The family of a Chinese man shot dead by French police called for calm Wednesday following two nights of violent protests over his killing.
Liu Shaoyo was shot on Sunday by a police team that was called to his apartment in northeast Paris over a suspected domestic dispute.
The police said the officer who fired the shots acted in self-defence after the 56-year-old father of five attacked another officer with a knife.
His family has denied that version of events, saying the shooting -- which drew an official complaint from China -- was unprovoked and that the victim had been "trimming fish with a pair of scissors" when the police burst in.
On Tuesday night, around 400 members of the Asian community and supporters of anti-racism groups protested for a second night outside a police station in the city's 19th district, chanting "police murderers" and "injustice".
Ten people were arrested for throwing projectiles at the police. On Monday night, 35 people were arrested for violent acts during a similar protest.
At a press conference on Wednesday, the victim's eldest daughter said the family were still trying to come to terms with the killing.

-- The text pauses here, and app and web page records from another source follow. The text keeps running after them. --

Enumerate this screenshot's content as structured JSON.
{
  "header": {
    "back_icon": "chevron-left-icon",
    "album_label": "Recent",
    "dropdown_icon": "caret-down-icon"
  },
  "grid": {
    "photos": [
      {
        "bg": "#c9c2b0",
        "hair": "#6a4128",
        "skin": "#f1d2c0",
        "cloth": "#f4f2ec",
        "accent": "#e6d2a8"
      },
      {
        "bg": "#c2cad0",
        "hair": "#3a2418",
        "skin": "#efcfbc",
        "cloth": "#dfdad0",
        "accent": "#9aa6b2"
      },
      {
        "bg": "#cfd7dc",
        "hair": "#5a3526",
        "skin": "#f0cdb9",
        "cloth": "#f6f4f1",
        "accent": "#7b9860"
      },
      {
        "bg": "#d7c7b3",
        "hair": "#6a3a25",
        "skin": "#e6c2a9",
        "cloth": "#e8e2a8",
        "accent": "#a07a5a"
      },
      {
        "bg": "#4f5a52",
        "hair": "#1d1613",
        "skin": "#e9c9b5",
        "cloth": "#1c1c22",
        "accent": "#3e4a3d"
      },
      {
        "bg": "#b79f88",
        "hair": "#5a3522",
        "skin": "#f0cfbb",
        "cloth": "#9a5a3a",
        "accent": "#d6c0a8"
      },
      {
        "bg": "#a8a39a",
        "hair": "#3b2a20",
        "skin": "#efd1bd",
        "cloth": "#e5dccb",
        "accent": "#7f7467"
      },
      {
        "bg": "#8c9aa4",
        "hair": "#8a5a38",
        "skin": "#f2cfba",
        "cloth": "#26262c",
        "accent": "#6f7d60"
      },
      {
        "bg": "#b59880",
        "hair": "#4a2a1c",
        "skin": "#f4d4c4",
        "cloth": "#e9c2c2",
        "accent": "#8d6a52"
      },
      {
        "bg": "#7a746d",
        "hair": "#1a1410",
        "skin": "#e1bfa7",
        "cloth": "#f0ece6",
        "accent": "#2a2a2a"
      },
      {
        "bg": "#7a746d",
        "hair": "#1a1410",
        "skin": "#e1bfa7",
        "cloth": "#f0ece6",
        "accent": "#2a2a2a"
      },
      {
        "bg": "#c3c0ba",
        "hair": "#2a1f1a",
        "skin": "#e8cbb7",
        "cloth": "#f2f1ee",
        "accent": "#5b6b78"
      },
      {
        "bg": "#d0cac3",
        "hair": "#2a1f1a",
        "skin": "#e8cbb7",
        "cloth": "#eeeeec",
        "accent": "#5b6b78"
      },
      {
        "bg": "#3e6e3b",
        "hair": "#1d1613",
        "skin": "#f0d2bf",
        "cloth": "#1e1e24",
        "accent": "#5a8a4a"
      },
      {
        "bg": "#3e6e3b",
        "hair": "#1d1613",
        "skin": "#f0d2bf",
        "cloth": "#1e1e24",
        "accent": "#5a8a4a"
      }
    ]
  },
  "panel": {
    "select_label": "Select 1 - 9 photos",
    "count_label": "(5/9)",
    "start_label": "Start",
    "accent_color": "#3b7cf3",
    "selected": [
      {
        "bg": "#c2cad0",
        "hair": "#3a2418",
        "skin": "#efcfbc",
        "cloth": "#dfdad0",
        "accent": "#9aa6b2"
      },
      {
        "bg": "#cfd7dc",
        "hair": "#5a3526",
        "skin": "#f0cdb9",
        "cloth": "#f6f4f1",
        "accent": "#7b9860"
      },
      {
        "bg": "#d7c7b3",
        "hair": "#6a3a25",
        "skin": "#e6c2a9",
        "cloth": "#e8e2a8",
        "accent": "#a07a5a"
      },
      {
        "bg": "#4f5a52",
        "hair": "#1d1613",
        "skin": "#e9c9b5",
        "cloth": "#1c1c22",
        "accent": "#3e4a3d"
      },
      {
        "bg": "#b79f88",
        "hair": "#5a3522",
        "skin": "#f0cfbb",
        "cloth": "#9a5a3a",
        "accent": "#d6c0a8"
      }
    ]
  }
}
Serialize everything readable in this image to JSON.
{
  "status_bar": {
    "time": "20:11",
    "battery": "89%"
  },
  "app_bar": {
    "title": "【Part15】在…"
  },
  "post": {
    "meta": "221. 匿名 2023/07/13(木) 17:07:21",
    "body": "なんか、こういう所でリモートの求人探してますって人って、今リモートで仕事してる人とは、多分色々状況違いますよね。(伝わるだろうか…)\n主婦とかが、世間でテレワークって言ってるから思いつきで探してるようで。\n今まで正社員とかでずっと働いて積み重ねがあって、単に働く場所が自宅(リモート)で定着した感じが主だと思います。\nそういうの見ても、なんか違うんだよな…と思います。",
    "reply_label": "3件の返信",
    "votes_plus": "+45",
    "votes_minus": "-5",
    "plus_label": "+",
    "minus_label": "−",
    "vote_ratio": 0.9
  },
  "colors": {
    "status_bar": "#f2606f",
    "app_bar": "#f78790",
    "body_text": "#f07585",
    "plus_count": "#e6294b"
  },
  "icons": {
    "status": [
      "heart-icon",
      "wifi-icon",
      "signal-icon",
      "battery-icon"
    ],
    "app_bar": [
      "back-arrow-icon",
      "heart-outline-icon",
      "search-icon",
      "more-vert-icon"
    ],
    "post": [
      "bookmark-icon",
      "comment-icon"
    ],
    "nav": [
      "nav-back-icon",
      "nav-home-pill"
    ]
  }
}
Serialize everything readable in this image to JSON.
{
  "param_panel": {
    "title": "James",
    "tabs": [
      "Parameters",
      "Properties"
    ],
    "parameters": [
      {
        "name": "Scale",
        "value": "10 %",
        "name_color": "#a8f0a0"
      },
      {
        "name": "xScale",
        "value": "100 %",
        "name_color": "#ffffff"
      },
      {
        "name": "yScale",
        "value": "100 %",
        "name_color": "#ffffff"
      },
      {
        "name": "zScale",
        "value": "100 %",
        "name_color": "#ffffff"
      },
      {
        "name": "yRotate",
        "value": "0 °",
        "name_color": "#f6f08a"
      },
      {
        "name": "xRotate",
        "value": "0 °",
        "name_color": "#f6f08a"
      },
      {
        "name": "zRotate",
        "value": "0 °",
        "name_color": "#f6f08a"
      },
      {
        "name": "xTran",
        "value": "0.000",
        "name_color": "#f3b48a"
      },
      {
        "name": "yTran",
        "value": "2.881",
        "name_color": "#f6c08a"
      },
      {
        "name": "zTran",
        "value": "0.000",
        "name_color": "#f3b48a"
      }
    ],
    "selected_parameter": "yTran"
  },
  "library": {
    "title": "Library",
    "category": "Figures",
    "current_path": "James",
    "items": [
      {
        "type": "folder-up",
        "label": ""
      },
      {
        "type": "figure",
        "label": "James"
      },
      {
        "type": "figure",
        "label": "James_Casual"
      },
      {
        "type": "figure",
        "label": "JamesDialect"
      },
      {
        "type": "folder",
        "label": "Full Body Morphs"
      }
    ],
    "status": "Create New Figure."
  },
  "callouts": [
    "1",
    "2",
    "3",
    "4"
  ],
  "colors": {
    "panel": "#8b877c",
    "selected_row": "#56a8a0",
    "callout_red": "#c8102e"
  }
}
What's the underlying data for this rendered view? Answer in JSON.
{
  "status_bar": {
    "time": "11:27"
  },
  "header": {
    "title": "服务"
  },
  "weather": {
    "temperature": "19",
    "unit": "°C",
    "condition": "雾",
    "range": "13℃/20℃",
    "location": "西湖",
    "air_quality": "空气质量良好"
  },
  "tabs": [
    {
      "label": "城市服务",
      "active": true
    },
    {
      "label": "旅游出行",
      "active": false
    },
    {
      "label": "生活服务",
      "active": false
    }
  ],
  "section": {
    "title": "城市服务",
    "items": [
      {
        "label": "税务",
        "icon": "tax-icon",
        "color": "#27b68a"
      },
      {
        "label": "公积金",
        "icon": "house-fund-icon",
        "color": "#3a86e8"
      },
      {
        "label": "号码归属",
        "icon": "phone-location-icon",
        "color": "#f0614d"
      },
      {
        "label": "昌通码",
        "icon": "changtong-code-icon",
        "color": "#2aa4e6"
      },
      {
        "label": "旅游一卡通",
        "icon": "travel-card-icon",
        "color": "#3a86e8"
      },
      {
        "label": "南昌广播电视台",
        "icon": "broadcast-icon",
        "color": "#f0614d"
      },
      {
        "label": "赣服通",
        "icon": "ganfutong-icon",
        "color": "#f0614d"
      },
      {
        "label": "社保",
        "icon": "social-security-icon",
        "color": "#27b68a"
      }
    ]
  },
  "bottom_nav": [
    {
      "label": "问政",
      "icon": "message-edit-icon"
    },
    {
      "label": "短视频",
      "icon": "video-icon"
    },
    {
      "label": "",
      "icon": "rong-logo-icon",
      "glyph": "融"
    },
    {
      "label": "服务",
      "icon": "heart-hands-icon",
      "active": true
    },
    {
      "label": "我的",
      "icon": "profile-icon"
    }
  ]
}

"We still do not understand why the police shot our father," said the visibly distraught 26-year-old, who was flanked by her siblings. She did not give her name.
The family's lawyer Francois Ormillien said the family had called the meeting "to launch an appeal for calm".
"We know this investigation has caused considerable turmoil," he said.
In a rare move reflecting the shock in China over the shooting, the government in Beijing said Tuesday it had filed an official complaint to France.
China called on Paris to "guarantee the safety and legal rights and interests of Chinese citizens in France and to treat the reaction of Chinese people to this incident in a rational way," a foreign ministry spokeswoman said.
French Interior Minister Matthias Fekl said the police had his "full support".
- Police accused of brutality -
The Chinese community in Paris is estimated at between 200,000 and 300,000. Many of the first-generation Chinese nationals who live in the French capital arrived in the 1980s and work in the textile industry.
French police have repeatedly come under fire for alleged brutality during operations in poor parts of Paris and surrounding suburbs.
In a case that caused widespread outrage, a black youth worker was hospitalised in February with severe anal injuries after being allegedly sodomised with a police baton.
The incident in the gritty northern suburb of Aulnay-sous-Bois triggered several nights of rioting on housing estates around the city.